What’s new is that the state of New Mexico is commemorating its first Indigenous Peoples Day, one of three states that made the switch in 2019. This is an important transition, from remembering the “discovery” of a continent that never was lost to honoring the people who were here and whose descendants still inhabit these lands.
Changing the focus from Columbus — an intrepid explorer who nonetheless damaged indigenous peoples by his presence and actions — to the people of the continent also reminds us that civilization did not spring from Europe, but had its own iteration on this side of the Atlantic Ocean.
Santa Fe declared the second Monday in October as Indigenous Peoples Day back in 2016; now some 70 cities and states are part of the movement. This is an acknowledgement of the importance of Native peoples to our region, especially for a city that so closely embraces its European forebears.
Before the Spanish settlers came, we must remember, Indian people were already here. To many present-day Pueblo people, the city is on occupied land, first by the Spanish and later the Americans. That is reality. At the same time, all groups must find a way to live together, acknowledging differences, addressing historic wrongs and perhaps most importantly of all, celebrating common bonds.
And celebrating is what the days ahead are about — honoring the contributions, present and past, of our state’s indigenous peoples. Because in New Mexico, unlike so many parts of the United States, we who live here understand that Native people are our contemporaries, not a drawing in a history book or a caricature representing a sports team.
In New Mexico, there are 23 tribes, nations and pueblos, plus Indians from numerous tribes across the continent, adding to the rich cultural mix that rightly makes Santa Fe unique.
For the next three days, starting Saturday (Oct. 12) and continuing through Monday (Oct. 14), a number of activities will take place on the Santa Fe Plaza celebrating this diversity. Activities begin 1 p.m. Saturday and Sunday and run through 3:30 p.m., with dancing and singing a large part of the day.
On Monday, the morning blessing takes place at 10 a.m., with dancing, poetry readings and storytelling to follow. At 11 a.m., tribal leaders and Mayor Alan Webber will make remarks — this event, always a feature of Indigenous Peoples Day, can be deeply moving but also a reminder that many “official” leaders, in whatever culture, are male. In some years, hardly a female voice can be heard, something we hope organizers of this year’s event have kept in mind. Leaders, after all, come in all varieties.
In New Mexico, we are proud to say, leaders are indigenous — the election of U.S. Rep. Deb Haaland, a Laguna Pueblo tribal member, is a prominent reminder of the difference Native voices can make in conversations about important issues of the day.

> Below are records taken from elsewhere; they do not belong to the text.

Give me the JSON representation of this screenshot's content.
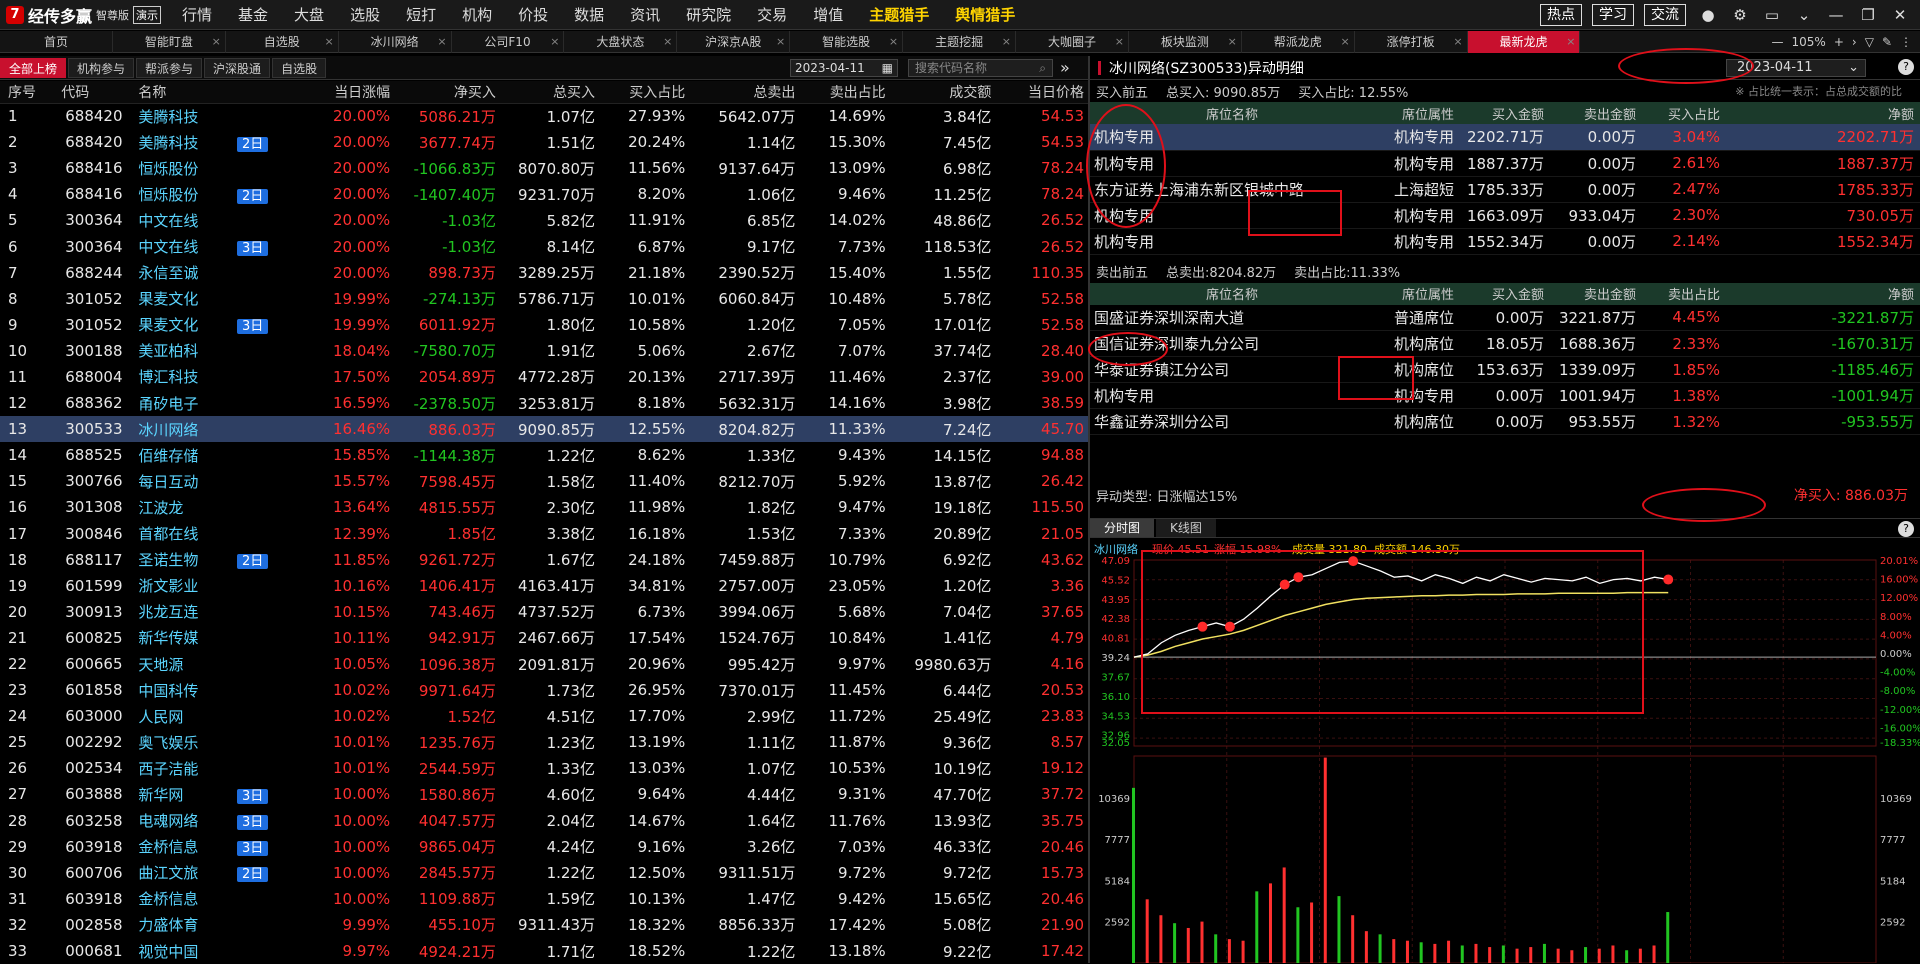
{
  "app": {
    "logo_text": "经传多赢",
    "logo_sub": "智尊版",
    "demo_badge": "演示"
  },
  "top_menu": [
    {
      "label": "行情",
      "hl": false,
      "dot": false
    },
    {
      "label": "基金",
      "hl": false,
      "dot": false
    },
    {
      "label": "大盘",
      "hl": false,
      "dot": false
    },
    {
      "label": "选股",
      "hl": false,
      "dot": false
    },
    {
      "label": "短打",
      "hl": false,
      "dot": false
    },
    {
      "label": "机构",
      "hl": false,
      "dot": false
    },
    {
      "label": "价投",
      "hl": false,
      "dot": false
    },
    {
      "label": "数据",
      "hl": false,
      "dot": false
    },
    {
      "label": "资讯",
      "hl": false,
      "dot": false
    },
    {
      "label": "研究院",
      "hl": false,
      "dot": false
    },
    {
      "label": "交易",
      "hl": false,
      "dot": false
    },
    {
      "label": "增值",
      "hl": false,
      "dot": true
    },
    {
      "label": "主题猎手",
      "hl": true,
      "dot": true
    },
    {
      "label": "舆情猎手",
      "hl": true,
      "dot": true
    }
  ],
  "top_right": {
    "btn_hot": "热点",
    "btn_learn": "学习",
    "btn_talk": "交流",
    "zoom": "105%"
  },
  "tabs": [
    "首页",
    "智能盯盘",
    "自选股",
    "冰川网络",
    "公司F10",
    "大盘状态",
    "沪深京A股",
    "智能选股",
    "主题挖掘",
    "大咖圈子",
    "板块监测",
    "帮派龙虎",
    "涨停打板",
    "最新龙虎"
  ],
  "active_tab": 13,
  "left": {
    "subtabs": [
      "全部上榜",
      "机构参与",
      "帮派参与",
      "沪深股通",
      "自选股"
    ],
    "date": "2023-04-11",
    "search_placeholder": "搜索代码名称",
    "columns": [
      "序号",
      "代码",
      "名称",
      "",
      "当日涨幅",
      "净买入",
      "总买入",
      "买入占比",
      "总卖出",
      "卖出占比",
      "成交额",
      "当日价格"
    ],
    "rows": [
      [
        "1",
        "688420",
        "美腾科技",
        "",
        "20.00%",
        "5086.21万",
        "1.07亿",
        "27.93%",
        "5642.07万",
        "14.69%",
        "3.84亿",
        "54.53"
      ],
      [
        "2",
        "688420",
        "美腾科技",
        "2日",
        "20.00%",
        "3677.74万",
        "1.51亿",
        "20.24%",
        "1.14亿",
        "15.30%",
        "7.45亿",
        "54.53"
      ],
      [
        "3",
        "688416",
        "恒烁股份",
        "",
        "20.00%",
        "-1066.83万",
        "8070.80万",
        "11.56%",
        "9137.64万",
        "13.09%",
        "6.98亿",
        "78.24"
      ],
      [
        "4",
        "688416",
        "恒烁股份",
        "2日",
        "20.00%",
        "-1407.40万",
        "9231.70万",
        "8.20%",
        "1.06亿",
        "9.46%",
        "11.25亿",
        "78.24"
      ],
      [
        "5",
        "300364",
        "中文在线",
        "",
        "20.00%",
        "-1.03亿",
        "5.82亿",
        "11.91%",
        "6.85亿",
        "14.02%",
        "48.86亿",
        "26.52"
      ],
      [
        "6",
        "300364",
        "中文在线",
        "3日",
        "20.00%",
        "-1.03亿",
        "8.14亿",
        "6.87%",
        "9.17亿",
        "7.73%",
        "118.53亿",
        "26.52"
      ],
      [
        "7",
        "688244",
        "永信至诚",
        "",
        "20.00%",
        "898.73万",
        "3289.25万",
        "21.18%",
        "2390.52万",
        "15.40%",
        "1.55亿",
        "110.35"
      ],
      [
        "8",
        "301052",
        "果麦文化",
        "",
        "19.99%",
        "-274.13万",
        "5786.71万",
        "10.01%",
        "6060.84万",
        "10.48%",
        "5.78亿",
        "52.58"
      ],
      [
        "9",
        "301052",
        "果麦文化",
        "3日",
        "19.99%",
        "6011.92万",
        "1.80亿",
        "10.58%",
        "1.20亿",
        "7.05%",
        "17.01亿",
        "52.58"
      ],
      [
        "10",
        "300188",
        "美亚柏科",
        "",
        "18.04%",
        "-7580.70万",
        "1.91亿",
        "5.06%",
        "2.67亿",
        "7.07%",
        "37.74亿",
        "28.40"
      ],
      [
        "11",
        "688004",
        "博汇科技",
        "",
        "17.50%",
        "2054.89万",
        "4772.28万",
        "20.13%",
        "2717.39万",
        "11.46%",
        "2.37亿",
        "39.00"
      ],
      [
        "12",
        "688362",
        "甬矽电子",
        "",
        "16.59%",
        "-2378.50万",
        "3253.81万",
        "8.18%",
        "5632.31万",
        "14.16%",
        "3.98亿",
        "38.59"
      ],
      [
        "13",
        "300533",
        "冰川网络",
        "",
        "16.46%",
        "886.03万",
        "9090.85万",
        "12.55%",
        "8204.82万",
        "11.33%",
        "7.24亿",
        "45.70"
      ],
      [
        "14",
        "688525",
        "佰维存储",
        "",
        "15.85%",
        "-1144.38万",
        "1.22亿",
        "8.62%",
        "1.33亿",
        "9.43%",
        "14.15亿",
        "94.88"
      ],
      [
        "15",
        "300766",
        "每日互动",
        "",
        "15.57%",
        "7598.45万",
        "1.58亿",
        "11.40%",
        "8212.70万",
        "5.92%",
        "13.87亿",
        "26.42"
      ],
      [
        "16",
        "301308",
        "江波龙",
        "",
        "13.64%",
        "4815.55万",
        "2.30亿",
        "11.98%",
        "1.82亿",
        "9.47%",
        "19.18亿",
        "115.50"
      ],
      [
        "17",
        "300846",
        "首都在线",
        "",
        "12.39%",
        "1.85亿",
        "3.38亿",
        "16.18%",
        "1.53亿",
        "7.33%",
        "20.89亿",
        "21.05"
      ],
      [
        "18",
        "688117",
        "圣诺生物",
        "2日",
        "11.85%",
        "9261.72万",
        "1.67亿",
        "24.18%",
        "7459.88万",
        "10.79%",
        "6.92亿",
        "43.62"
      ],
      [
        "19",
        "601599",
        "浙文影业",
        "",
        "10.16%",
        "1406.41万",
        "4163.41万",
        "34.81%",
        "2757.00万",
        "23.05%",
        "1.20亿",
        "3.36"
      ],
      [
        "20",
        "300913",
        "兆龙互连",
        "",
        "10.15%",
        "743.46万",
        "4737.52万",
        "6.73%",
        "3994.06万",
        "5.68%",
        "7.04亿",
        "37.65"
      ],
      [
        "21",
        "600825",
        "新华传媒",
        "",
        "10.11%",
        "942.91万",
        "2467.66万",
        "17.54%",
        "1524.76万",
        "10.84%",
        "1.41亿",
        "4.79"
      ],
      [
        "22",
        "600665",
        "天地源",
        "",
        "10.05%",
        "1096.38万",
        "2091.81万",
        "20.96%",
        "995.42万",
        "9.97%",
        "9980.63万",
        "4.16"
      ],
      [
        "23",
        "601858",
        "中国科传",
        "",
        "10.02%",
        "9971.64万",
        "1.73亿",
        "26.95%",
        "7370.01万",
        "11.45%",
        "6.44亿",
        "20.53"
      ],
      [
        "24",
        "603000",
        "人民网",
        "",
        "10.02%",
        "1.52亿",
        "4.51亿",
        "17.70%",
        "2.99亿",
        "11.72%",
        "25.49亿",
        "23.83"
      ],
      [
        "25",
        "002292",
        "奥飞娱乐",
        "",
        "10.01%",
        "1235.76万",
        "1.23亿",
        "13.19%",
        "1.11亿",
        "11.87%",
        "9.36亿",
        "8.57"
      ],
      [
        "26",
        "002534",
        "西子洁能",
        "",
        "10.01%",
        "2544.59万",
        "1.33亿",
        "13.03%",
        "1.07亿",
        "10.53%",
        "10.19亿",
        "19.12"
      ],
      [
        "27",
        "603888",
        "新华网",
        "3日",
        "10.00%",
        "1580.86万",
        "4.60亿",
        "9.64%",
        "4.44亿",
        "9.31%",
        "47.70亿",
        "37.72"
      ],
      [
        "28",
        "603258",
        "电魂网络",
        "3日",
        "10.00%",
        "4047.57万",
        "2.04亿",
        "14.67%",
        "1.64亿",
        "11.76%",
        "13.93亿",
        "35.75"
      ],
      [
        "29",
        "603918",
        "金桥信息",
        "3日",
        "10.00%",
        "9865.04万",
        "4.24亿",
        "9.16%",
        "3.26亿",
        "7.03%",
        "46.33亿",
        "20.46"
      ],
      [
        "30",
        "600706",
        "曲江文旅",
        "2日",
        "10.00%",
        "2845.57万",
        "1.22亿",
        "12.50%",
        "9311.51万",
        "9.72%",
        "9.72亿",
        "15.73"
      ],
      [
        "31",
        "603918",
        "金桥信息",
        "",
        "10.00%",
        "1109.88万",
        "1.59亿",
        "10.13%",
        "1.47亿",
        "9.42%",
        "15.65亿",
        "20.46"
      ],
      [
        "32",
        "002858",
        "力盛体育",
        "",
        "9.99%",
        "455.10万",
        "9311.43万",
        "18.32%",
        "8856.33万",
        "17.42%",
        "5.08亿",
        "21.90"
      ],
      [
        "33",
        "000681",
        "视觉中国",
        "",
        "9.97%",
        "4924.21万",
        "1.71亿",
        "18.52%",
        "1.22亿",
        "13.18%",
        "9.22亿",
        "17.42"
      ]
    ],
    "selected_row": 12
  },
  "right": {
    "title": "冰川网络(SZ300533)异动明细",
    "date": "2023-04-11",
    "buy_label": "买入前五",
    "buy_total": "总买入: 9090.85万",
    "buy_ratio": "买入占比: 12.55%",
    "note": "※ 占比统一表示：占总成交额的比",
    "seat_columns": [
      "席位名称",
      "席位属性",
      "买入金额",
      "卖出金额",
      "买入占比",
      "净额"
    ],
    "buy_rows": [
      [
        "机构专用",
        "机构专用",
        "2202.71万",
        "0.00万",
        "3.04%",
        "2202.71万"
      ],
      [
        "机构专用",
        "机构专用",
        "1887.37万",
        "0.00万",
        "2.61%",
        "1887.37万"
      ],
      [
        "东方证券上海浦东新区银城中路",
        "上海超短",
        "1785.33万",
        "0.00万",
        "2.47%",
        "1785.33万"
      ],
      [
        "机构专用",
        "机构专用",
        "1663.09万",
        "933.04万",
        "2.30%",
        "730.05万"
      ],
      [
        "机构专用",
        "机构专用",
        "1552.34万",
        "0.00万",
        "2.14%",
        "1552.34万"
      ]
    ],
    "sell_label": "卖出前五",
    "sell_total": "总卖出:8204.82万",
    "sell_ratio": "卖出占比:11.33%",
    "sell_columns": [
      "席位名称",
      "席位属性",
      "买入金额",
      "卖出金额",
      "卖出占比",
      "净额"
    ],
    "sell_rows": [
      [
        "国盛证券深圳深南大道",
        "普通席位",
        "0.00万",
        "3221.87万",
        "4.45%",
        "-3221.87万"
      ],
      [
        "国信证券深圳泰九分公司",
        "机构席位",
        "18.05万",
        "1688.36万",
        "2.33%",
        "-1670.31万"
      ],
      [
        "华泰证券镇江分公司",
        "机构席位",
        "153.63万",
        "1339.09万",
        "1.85%",
        "-1185.46万"
      ],
      [
        "机构专用",
        "机构专用",
        "0.00万",
        "1001.94万",
        "1.38%",
        "-1001.94万"
      ],
      [
        "华鑫证券深圳分公司",
        "机构席位",
        "0.00万",
        "953.55万",
        "1.32%",
        "-953.55万"
      ]
    ],
    "anomaly": "异动类型: 日涨幅达15%",
    "net_buy": "净买入: 886.03万",
    "chart_tabs": [
      "分时图",
      "K线图"
    ]
  },
  "chart_data": {
    "type": "line",
    "info": {
      "name": "冰川网络",
      "price": "现价 45.51",
      "chg": "涨幅 15.98%",
      "vol": "成交量 321.80",
      "amt": "成交额 146.30万"
    },
    "price_ticks": [
      "47.09",
      "45.52",
      "43.95",
      "42.38",
      "40.81",
      "39.24",
      "37.67",
      "36.10",
      "34.53",
      "32.96",
      "32.05"
    ],
    "pct_ticks": [
      "20.01%",
      "16.00%",
      "12.00%",
      "8.00%",
      "4.00%",
      "0.00%",
      "-4.00%",
      "-8.00%",
      "-12.00%",
      "-16.00%",
      "-18.33%"
    ],
    "vol_ticks": [
      "10369",
      "7777",
      "5184",
      "2592"
    ],
    "ylim": [
      32.05,
      47.09
    ],
    "price": [
      39.24,
      39.5,
      40.4,
      41.0,
      41.4,
      41.7,
      42.0,
      41.7,
      42.3,
      43.2,
      44.2,
      45.1,
      45.7,
      45.9,
      46.4,
      46.9,
      47.0,
      46.6,
      46.2,
      45.7,
      45.8,
      45.4,
      45.9,
      45.6,
      45.2,
      45.7,
      45.4,
      45.9,
      45.6,
      45.3,
      45.6,
      45.5,
      45.4,
      45.7,
      45.2,
      45.5,
      45.6,
      45.4,
      45.7,
      45.51
    ],
    "avg": [
      39.24,
      39.4,
      39.7,
      40.1,
      40.4,
      40.7,
      40.9,
      41.1,
      41.4,
      41.8,
      42.2,
      42.6,
      42.9,
      43.2,
      43.5,
      43.7,
      43.9,
      44.0,
      44.05,
      44.1,
      44.15,
      44.2,
      44.2,
      44.25,
      44.25,
      44.3,
      44.3,
      44.3,
      44.35,
      44.35,
      44.35,
      44.4,
      44.4,
      44.4,
      44.4,
      44.4,
      44.45,
      44.45,
      44.45,
      44.45
    ],
    "volume": [
      11000,
      4000,
      3000,
      2500,
      2200,
      2600,
      1800,
      1500,
      1400,
      4500,
      5000,
      6000,
      3500,
      3800,
      12900,
      4200,
      3000,
      2000,
      1800,
      1500,
      1400,
      1300,
      1200,
      1400,
      1100,
      1200,
      1000,
      1100,
      900,
      1000,
      1200,
      900,
      800,
      1000,
      900,
      1100,
      800,
      900,
      1100,
      3200
    ]
  }
}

On Indigenous Peoples Day, we celebrate. But in New Mexico, every day there are moments to remember and honor the people who were here first. And that’s as it should be.